  • Effort: fouling isn't effort, but at least it means you are trying to stop the other guy even if you are breaking the rules to do so. He has gone from 3.3 fouls per 36 minutes this season down to 1.1 fouls per 36 minutes this season. Call me a caveman, but I don't want my power forward being so hands off.
  • Shot distribution: We've gone over how Marvin is taking more and more threes over anything else. It's true. It's even worse now. In this post trade deadline stretch he's now taking three pointers as over 40% of all the shots he takes, and when compounded with the fact that he gets to the line 1.0 times a game shows how far to one side of the equation he has become.

It's not all bad, two of his best games of the season happened during these last 22 games (Feb 24th vs Boston, Mar 10th, vs Atlanta). But most of it is bad. His shooting is gone. His effort looks low. He is playing fewer and fewer minutes. And he's not finishing strong.
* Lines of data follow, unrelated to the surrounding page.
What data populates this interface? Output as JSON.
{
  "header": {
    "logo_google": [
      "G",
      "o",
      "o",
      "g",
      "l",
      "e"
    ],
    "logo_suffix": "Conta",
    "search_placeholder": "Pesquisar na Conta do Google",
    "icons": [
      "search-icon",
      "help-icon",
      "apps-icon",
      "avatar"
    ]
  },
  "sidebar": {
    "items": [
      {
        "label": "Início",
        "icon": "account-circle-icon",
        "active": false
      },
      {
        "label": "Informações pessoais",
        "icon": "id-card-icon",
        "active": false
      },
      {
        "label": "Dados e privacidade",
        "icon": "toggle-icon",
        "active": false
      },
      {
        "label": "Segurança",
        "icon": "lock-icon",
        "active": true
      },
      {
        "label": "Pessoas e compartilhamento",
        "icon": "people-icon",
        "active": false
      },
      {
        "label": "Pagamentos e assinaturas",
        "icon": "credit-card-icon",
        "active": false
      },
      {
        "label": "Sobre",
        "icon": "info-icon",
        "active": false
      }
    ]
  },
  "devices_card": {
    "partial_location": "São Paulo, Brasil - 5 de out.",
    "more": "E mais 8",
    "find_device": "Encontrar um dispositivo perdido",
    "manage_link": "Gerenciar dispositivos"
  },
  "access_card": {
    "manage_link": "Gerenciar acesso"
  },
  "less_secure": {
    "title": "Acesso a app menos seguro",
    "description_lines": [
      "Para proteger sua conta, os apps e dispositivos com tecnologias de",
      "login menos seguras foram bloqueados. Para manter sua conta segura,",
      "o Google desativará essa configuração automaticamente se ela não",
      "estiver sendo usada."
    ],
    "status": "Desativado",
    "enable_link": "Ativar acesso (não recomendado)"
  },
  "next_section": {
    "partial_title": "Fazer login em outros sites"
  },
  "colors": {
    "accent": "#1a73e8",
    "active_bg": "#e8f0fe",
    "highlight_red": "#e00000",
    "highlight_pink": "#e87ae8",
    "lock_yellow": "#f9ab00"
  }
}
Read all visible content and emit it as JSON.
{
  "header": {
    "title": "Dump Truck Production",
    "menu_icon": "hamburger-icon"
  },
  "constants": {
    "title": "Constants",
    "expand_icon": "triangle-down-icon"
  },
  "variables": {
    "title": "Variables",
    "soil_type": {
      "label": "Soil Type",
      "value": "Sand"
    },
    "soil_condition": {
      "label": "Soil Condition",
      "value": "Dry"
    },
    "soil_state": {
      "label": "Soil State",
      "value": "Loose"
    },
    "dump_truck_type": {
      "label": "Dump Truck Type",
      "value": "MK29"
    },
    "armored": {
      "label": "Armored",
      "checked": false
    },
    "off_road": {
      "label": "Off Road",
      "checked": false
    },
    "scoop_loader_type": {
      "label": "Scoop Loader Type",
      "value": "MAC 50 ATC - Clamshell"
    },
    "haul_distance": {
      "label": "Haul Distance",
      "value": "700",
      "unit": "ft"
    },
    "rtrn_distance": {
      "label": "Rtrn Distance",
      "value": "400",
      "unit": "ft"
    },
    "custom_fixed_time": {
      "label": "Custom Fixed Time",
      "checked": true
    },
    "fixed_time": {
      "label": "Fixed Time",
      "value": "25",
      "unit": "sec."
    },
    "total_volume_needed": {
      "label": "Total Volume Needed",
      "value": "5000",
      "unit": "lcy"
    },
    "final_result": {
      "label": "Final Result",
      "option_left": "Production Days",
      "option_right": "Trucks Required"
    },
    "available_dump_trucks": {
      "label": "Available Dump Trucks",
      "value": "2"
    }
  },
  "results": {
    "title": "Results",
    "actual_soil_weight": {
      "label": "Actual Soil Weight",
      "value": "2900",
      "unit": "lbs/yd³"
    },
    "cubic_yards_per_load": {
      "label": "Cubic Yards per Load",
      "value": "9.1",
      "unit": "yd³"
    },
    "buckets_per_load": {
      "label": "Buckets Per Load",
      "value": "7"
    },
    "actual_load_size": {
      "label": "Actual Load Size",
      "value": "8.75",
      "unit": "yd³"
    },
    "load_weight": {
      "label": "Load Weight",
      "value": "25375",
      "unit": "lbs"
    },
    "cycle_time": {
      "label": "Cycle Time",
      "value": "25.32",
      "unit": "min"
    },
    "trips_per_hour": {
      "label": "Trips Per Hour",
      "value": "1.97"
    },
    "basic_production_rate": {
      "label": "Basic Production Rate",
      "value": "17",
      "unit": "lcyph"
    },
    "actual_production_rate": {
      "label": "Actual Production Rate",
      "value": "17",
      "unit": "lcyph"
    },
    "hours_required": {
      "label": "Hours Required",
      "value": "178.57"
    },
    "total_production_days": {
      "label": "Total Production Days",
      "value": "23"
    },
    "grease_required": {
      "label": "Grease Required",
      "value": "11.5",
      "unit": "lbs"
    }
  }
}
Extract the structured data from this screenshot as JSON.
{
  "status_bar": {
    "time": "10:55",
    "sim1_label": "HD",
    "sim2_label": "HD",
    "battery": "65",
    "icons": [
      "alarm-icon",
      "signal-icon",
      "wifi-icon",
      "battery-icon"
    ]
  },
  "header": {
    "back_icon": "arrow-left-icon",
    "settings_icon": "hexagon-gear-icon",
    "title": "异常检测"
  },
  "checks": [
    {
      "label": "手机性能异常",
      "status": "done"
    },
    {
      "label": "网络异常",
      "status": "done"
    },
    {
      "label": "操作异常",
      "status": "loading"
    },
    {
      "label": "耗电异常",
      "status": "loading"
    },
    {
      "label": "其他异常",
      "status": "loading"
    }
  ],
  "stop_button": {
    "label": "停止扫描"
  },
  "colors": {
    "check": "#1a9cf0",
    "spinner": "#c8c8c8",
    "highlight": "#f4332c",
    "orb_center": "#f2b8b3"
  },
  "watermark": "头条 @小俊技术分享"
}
If recency bias is real, then finishing the season shooting .412 / .270 / .720 as a guy looking to play in his 10th year in the league is going to hurt him.

And that really sucks for me, an unashamed Marvin Williams fan. (If I bought jerseys, his would be one of the ones I would buy this season) This may also mean that he's not going to command top dollar on the free agent market. Which means the Jazz should be able to get him back if they want him. I don't know if Marvin wants to be back (I'm sure he'll not say no though), but his play after not being traded could be an indication of a big let down. Maybe he wanted to go to a contender? Maybe his agent told him he would have a better chance at a longer contract if he latched on and had a good playoff run?

I don't know.

I do know that Marvin has an uncertain future. This is his first real free agency period of his life. His rookie contract was set by the rookie scale from his draft spot. He had enough promise that it was a no-brainer to pay him after his rookie contract was set to expire, and extending him for so long only made sense because of how young he was. Now all of that has changed.

He had a great bounce back season, even if I believe he's not being used correctly. I think he has plenty to give a good team or an up and coming one. And I would not hesitate to try to bring him back. Jazz GM Dennis Lindsey will probably be more preoccupied right now with a) the NBA Draft, b) Gordon Hayward 's RFA status, and c) the possible extensions for Alec Burks and Enes Kanter. Marvin is down on the list for sure.

But he's on my list. And while I don't have high hopes for him to turn it around and have a stand out contract year, I do think that he could be a nice part of what we do in the immediate future -- as a bench player spelling either the SF or PF and taking advantage of mismatches more.

I like Marvin. I still believe that some of his potential is still there. He's not going to be a world beater, but he's a great example of how crazy the NBA draft process is. I don't know what his future holds. And by his play after the trade deadline, I don't think anyone does either.